=== Records for processing ===
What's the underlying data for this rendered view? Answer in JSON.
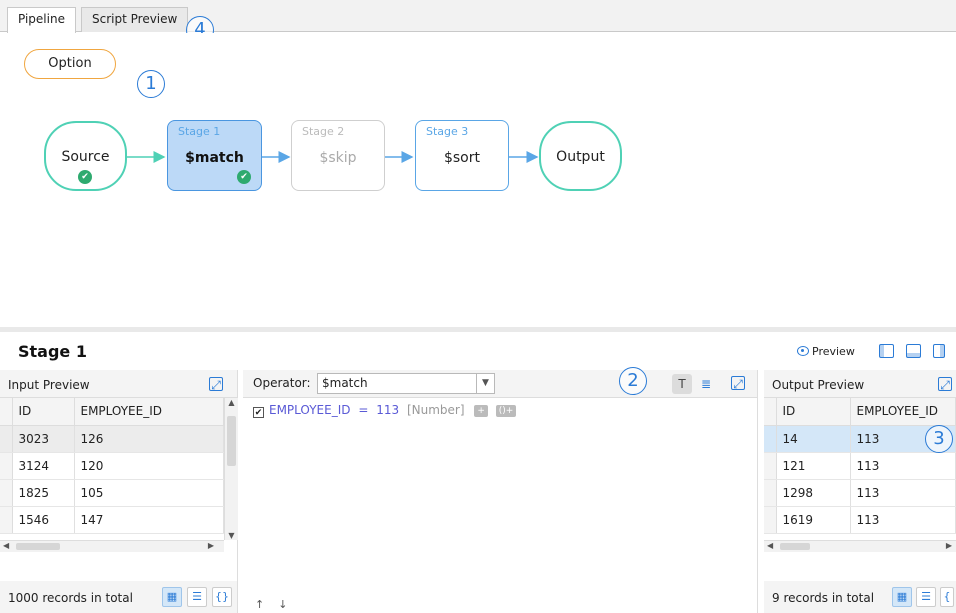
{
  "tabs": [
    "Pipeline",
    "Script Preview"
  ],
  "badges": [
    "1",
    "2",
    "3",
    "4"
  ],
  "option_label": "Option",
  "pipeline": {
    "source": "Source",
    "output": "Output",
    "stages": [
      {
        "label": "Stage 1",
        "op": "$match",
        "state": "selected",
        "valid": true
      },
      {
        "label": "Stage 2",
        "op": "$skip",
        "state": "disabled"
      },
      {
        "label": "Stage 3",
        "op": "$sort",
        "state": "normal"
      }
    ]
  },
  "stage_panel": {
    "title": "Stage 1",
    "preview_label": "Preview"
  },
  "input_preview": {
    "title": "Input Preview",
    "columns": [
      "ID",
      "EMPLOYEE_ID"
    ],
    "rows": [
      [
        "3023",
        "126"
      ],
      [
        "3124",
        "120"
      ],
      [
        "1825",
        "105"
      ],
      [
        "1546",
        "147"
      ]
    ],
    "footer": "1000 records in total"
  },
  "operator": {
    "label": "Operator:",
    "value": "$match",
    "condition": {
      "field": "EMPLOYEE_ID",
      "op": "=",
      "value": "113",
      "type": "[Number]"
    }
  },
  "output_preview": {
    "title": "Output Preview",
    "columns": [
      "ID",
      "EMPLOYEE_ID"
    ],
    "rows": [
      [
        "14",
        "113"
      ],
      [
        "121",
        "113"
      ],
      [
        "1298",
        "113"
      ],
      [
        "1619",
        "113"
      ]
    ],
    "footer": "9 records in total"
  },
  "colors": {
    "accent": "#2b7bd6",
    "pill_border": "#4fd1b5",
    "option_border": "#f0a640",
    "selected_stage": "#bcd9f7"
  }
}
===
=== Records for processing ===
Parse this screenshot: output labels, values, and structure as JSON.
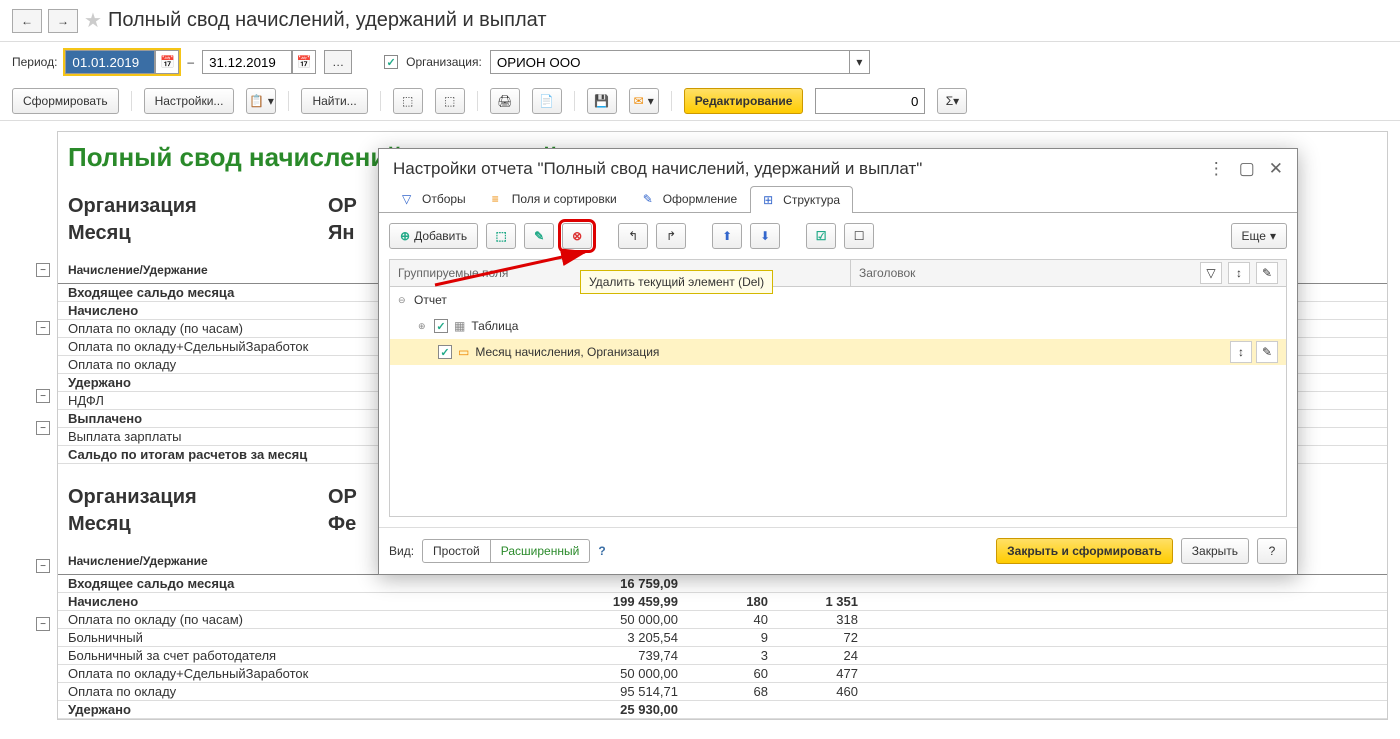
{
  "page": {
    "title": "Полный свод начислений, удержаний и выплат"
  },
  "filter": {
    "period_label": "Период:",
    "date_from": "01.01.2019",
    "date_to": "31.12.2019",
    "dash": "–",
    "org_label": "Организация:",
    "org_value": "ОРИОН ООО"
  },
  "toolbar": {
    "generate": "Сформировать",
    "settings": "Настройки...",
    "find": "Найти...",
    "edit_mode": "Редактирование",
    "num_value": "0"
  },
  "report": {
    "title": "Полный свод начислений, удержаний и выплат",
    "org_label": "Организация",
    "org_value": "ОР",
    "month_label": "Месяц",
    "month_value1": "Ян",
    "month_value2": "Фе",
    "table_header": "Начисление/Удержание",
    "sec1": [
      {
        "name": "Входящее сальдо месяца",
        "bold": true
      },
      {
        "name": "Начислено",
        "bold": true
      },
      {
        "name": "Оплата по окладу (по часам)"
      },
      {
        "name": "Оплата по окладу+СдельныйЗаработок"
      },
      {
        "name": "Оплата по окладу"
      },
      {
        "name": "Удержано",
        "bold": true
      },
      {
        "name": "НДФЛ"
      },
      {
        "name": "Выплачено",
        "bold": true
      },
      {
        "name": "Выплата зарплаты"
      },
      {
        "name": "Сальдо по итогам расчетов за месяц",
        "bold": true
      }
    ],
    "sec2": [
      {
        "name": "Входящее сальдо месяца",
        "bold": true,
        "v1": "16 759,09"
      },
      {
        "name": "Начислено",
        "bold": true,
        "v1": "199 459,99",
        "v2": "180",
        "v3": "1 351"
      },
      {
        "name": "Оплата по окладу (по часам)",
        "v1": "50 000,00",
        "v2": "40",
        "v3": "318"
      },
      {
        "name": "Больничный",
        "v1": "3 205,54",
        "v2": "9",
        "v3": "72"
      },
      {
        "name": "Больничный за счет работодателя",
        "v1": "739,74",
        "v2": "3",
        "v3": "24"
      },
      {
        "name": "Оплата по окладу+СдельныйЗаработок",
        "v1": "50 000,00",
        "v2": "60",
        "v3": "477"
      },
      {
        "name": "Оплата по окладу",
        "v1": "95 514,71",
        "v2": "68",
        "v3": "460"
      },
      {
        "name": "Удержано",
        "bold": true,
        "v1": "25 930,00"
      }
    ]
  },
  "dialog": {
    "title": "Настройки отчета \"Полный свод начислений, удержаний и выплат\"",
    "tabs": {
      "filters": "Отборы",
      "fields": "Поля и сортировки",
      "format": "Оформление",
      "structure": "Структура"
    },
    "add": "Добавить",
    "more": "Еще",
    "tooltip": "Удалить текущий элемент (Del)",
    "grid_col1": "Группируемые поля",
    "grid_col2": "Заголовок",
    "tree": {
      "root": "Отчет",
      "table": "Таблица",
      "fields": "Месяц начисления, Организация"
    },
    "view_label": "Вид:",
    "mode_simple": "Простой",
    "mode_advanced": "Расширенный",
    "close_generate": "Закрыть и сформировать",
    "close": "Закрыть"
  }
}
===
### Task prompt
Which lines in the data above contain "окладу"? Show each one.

### Response
        "name": "Оплата по окладу (по часам)"
        "name": "Оплата по окладу+СдельныйЗаработок"
        "name": "Оплата по окладу"
        "name": "Оплата по окладу (по часам)",
        "name": "Оплата по окладу+СдельныйЗаработок",
        "name": "Оплата по окладу",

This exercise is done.